■ Goal of the exercise
Leave the pictures out while you restate every entry below word for word.

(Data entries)
[Start of section]

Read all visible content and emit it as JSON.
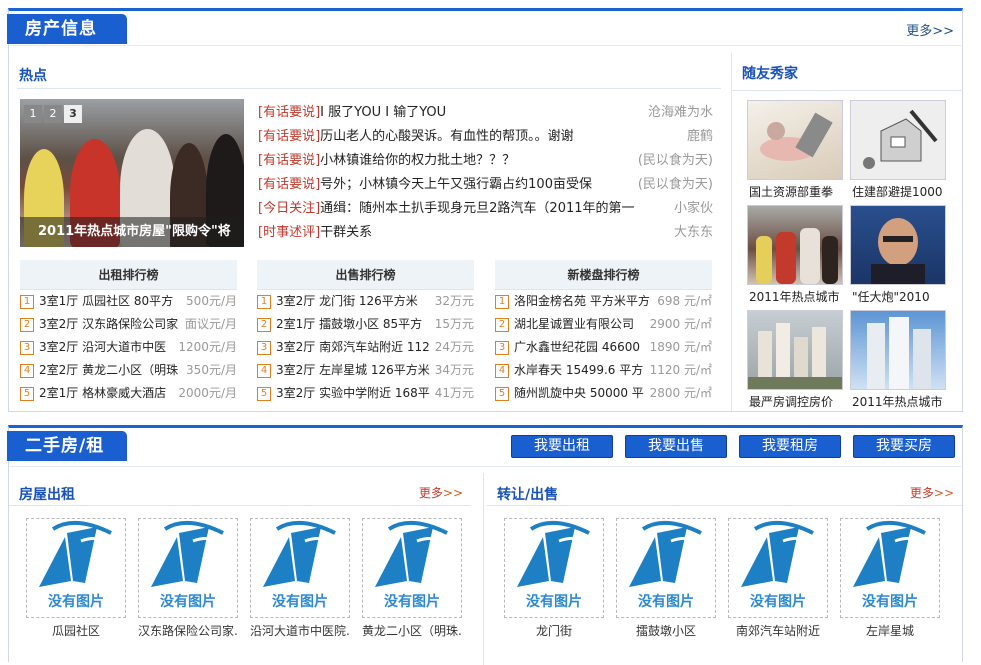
{
  "property": {
    "tab": "房产信息",
    "more": "更多>>",
    "hot_title": "热点",
    "feature": {
      "caption": "2011年热点城市房屋\"限购令\"将",
      "pages": [
        "1",
        "2",
        "3"
      ]
    },
    "news": [
      {
        "tag": "[有话要说]",
        "text": "I 服了YOU I 输了YOU",
        "author": "沧海难为水"
      },
      {
        "tag": "[有话要说]",
        "text": "历山老人的心酸哭诉。有血性的帮顶。。谢谢",
        "author": "鹿鹤"
      },
      {
        "tag": "[有话要说]",
        "text": "小林镇谁给你的权力批土地？？？",
        "author": "(民以食为天)"
      },
      {
        "tag": "[有话要说]",
        "text": "号外；小林镇今天上午又强行霸占约100亩受保",
        "author": "(民以食为天)"
      },
      {
        "tag": "[今日关注]",
        "text": "通缉：随州本土扒手现身元旦2路汽车（2011年的第一",
        "author": "小家伙"
      },
      {
        "tag": "[时事述评]",
        "text": "干群关系",
        "author": "大东东"
      }
    ],
    "rankings": [
      {
        "title": "出租排行榜",
        "rows": [
          {
            "n": "1",
            "name": "3室1厅 瓜园社区 80平方",
            "price": "500元/月"
          },
          {
            "n": "2",
            "name": "3室2厅 汉东路保险公司家",
            "price": "面议元/月"
          },
          {
            "n": "3",
            "name": "3室2厅 沿河大道市中医",
            "price": "1200元/月"
          },
          {
            "n": "4",
            "name": "2室2厅 黄龙二小区（明珠",
            "price": "350元/月"
          },
          {
            "n": "5",
            "name": "2室1厅 格林豪威大酒店",
            "price": "2000元/月"
          }
        ]
      },
      {
        "title": "出售排行榜",
        "rows": [
          {
            "n": "1",
            "name": "3室2厅 龙门街 126平方米",
            "price": "32万元"
          },
          {
            "n": "2",
            "name": "2室1厅 擂鼓墩小区 85平方",
            "price": "15万元"
          },
          {
            "n": "3",
            "name": "3室2厅 南郊汽车站附近 112",
            "price": "24万元"
          },
          {
            "n": "4",
            "name": "3室2厅 左岸星城 126平方米",
            "price": "34万元"
          },
          {
            "n": "5",
            "name": "3室2厅 实验中学附近 168平",
            "price": "41万元"
          }
        ]
      },
      {
        "title": "新楼盘排行榜",
        "rows": [
          {
            "n": "1",
            "name": "洛阳金榜名苑 平方米平方",
            "price": "698 元/㎡"
          },
          {
            "n": "2",
            "name": "湖北星诚置业有限公司",
            "price": "2900 元/㎡"
          },
          {
            "n": "3",
            "name": "广水鑫世纪花园 46600",
            "price": "1890 元/㎡"
          },
          {
            "n": "4",
            "name": "水岸春天 15499.6 平方",
            "price": "1120 元/㎡"
          },
          {
            "n": "5",
            "name": "随州凯旋中央 50000 平",
            "price": "2800 元/㎡"
          }
        ]
      }
    ],
    "side": {
      "title": "随友秀家",
      "items": [
        {
          "caption": "国土资源部重拳"
        },
        {
          "caption": "住建部避提1000"
        },
        {
          "caption": "2011年热点城市"
        },
        {
          "caption": "\"任大炮\"2010"
        },
        {
          "caption": "最严房调控房价"
        },
        {
          "caption": "2011年热点城市"
        }
      ]
    }
  },
  "secondhand": {
    "tab": "二手房/租房",
    "buttons": [
      "我要出租",
      "我要出售",
      "我要租房",
      "我要买房"
    ],
    "rent": {
      "title": "房屋出租",
      "more": "更多",
      "arrow": ">>",
      "cards": [
        "瓜园社区",
        "汉东路保险公司家...",
        "沿河大道市中医院...",
        "黄龙二小区（明珠..."
      ]
    },
    "sale": {
      "title": "转让/出售",
      "more": "更多",
      "arrow": ">>",
      "cards": [
        "龙门街",
        "擂鼓墩小区",
        "南郊汽车站附近",
        "左岸星城"
      ]
    },
    "no_image": "没有图片"
  }
}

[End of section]

■ Solution for this problem
Read all visible content and emit it as JSON.
{
  "property": {
    "tab": "房产信息",
    "more": "更多>>",
    "hot_title": "热点",
    "feature": {
      "caption": "2011年热点城市房屋\"限购令\"将",
      "pages": [
        "1",
        "2",
        "3"
      ]
    },
    "news": [
      {
        "tag": "[有话要说]",
        "text": "I 服了YOU I 输了YOU",
        "author": "沧海难为水"
      },
      {
        "tag": "[有话要说]",
        "text": "历山老人的心酸哭诉。有血性的帮顶。。谢谢",
        "author": "鹿鹤"
      },
      {
        "tag": "[有话要说]",
        "text": "小林镇谁给你的权力批土地？？？",
        "author": "(民以食为天)"
      },
      {
        "tag": "[有话要说]",
        "text": "号外；小林镇今天上午又强行霸占约100亩受保",
        "author": "(民以食为天)"
      },
      {
        "tag": "[今日关注]",
        "text": "通缉：随州本土扒手现身元旦2路汽车（2011年的第一",
        "author": "小家伙"
      },
      {
        "tag": "[时事述评]",
        "text": "干群关系",
        "author": "大东东"
      }
    ],
    "rankings": [
      {
        "title": "出租排行榜",
        "rows": [
          {
            "n": "1",
            "name": "3室1厅 瓜园社区 80平方",
            "price": "500元/月"
          },
          {
            "n": "2",
            "name": "3室2厅 汉东路保险公司家",
            "price": "面议元/月"
          },
          {
            "n": "3",
            "name": "3室2厅 沿河大道市中医",
            "price": "1200元/月"
          },
          {
            "n": "4",
            "name": "2室2厅 黄龙二小区（明珠",
            "price": "350元/月"
          },
          {
            "n": "5",
            "name": "2室1厅 格林豪威大酒店",
            "price": "2000元/月"
          }
        ]
      },
      {
        "title": "出售排行榜",
        "rows": [
          {
            "n": "1",
            "name": "3室2厅 龙门街 126平方米",
            "price": "32万元"
          },
          {
            "n": "2",
            "name": "2室1厅 擂鼓墩小区 85平方",
            "price": "15万元"
          },
          {
            "n": "3",
            "name": "3室2厅 南郊汽车站附近 112",
            "price": "24万元"
          },
          {
            "n": "4",
            "name": "3室2厅 左岸星城 126平方米",
            "price": "34万元"
          },
          {
            "n": "5",
            "name": "3室2厅 实验中学附近 168平",
            "price": "41万元"
          }
        ]
      },
      {
        "title": "新楼盘排行榜",
        "rows": [
          {
            "n": "1",
            "name": "洛阳金榜名苑 平方米平方",
            "price": "698 元/㎡"
          },
          {
            "n": "2",
            "name": "湖北星诚置业有限公司",
            "price": "2900 元/㎡"
          },
          {
            "n": "3",
            "name": "广水鑫世纪花园 46600",
            "price": "1890 元/㎡"
          },
          {
            "n": "4",
            "name": "水岸春天 15499.6 平方",
            "price": "1120 元/㎡"
          },
          {
            "n": "5",
            "name": "随州凯旋中央 50000 平",
            "price": "2800 元/㎡"
          }
        ]
      }
    ],
    "side": {
      "title": "随友秀家",
      "items": [
        {
          "caption": "国土资源部重拳"
        },
        {
          "caption": "住建部避提1000"
        },
        {
          "caption": "2011年热点城市"
        },
        {
          "caption": "\"任大炮\"2010"
        },
        {
          "caption": "最严房调控房价"
        },
        {
          "caption": "2011年热点城市"
        }
      ]
    }
  },
  "secondhand": {
    "tab": "二手房/租房",
    "buttons": [
      "我要出租",
      "我要出售",
      "我要租房",
      "我要买房"
    ],
    "rent": {
      "title": "房屋出租",
      "more": "更多",
      "arrow": ">>",
      "cards": [
        "瓜园社区",
        "汉东路保险公司家...",
        "沿河大道市中医院...",
        "黄龙二小区（明珠..."
      ]
    },
    "sale": {
      "title": "转让/出售",
      "more": "更多",
      "arrow": ">>",
      "cards": [
        "龙门街",
        "擂鼓墩小区",
        "南郊汽车站附近",
        "左岸星城"
      ]
    },
    "no_image": "没有图片"
  }
}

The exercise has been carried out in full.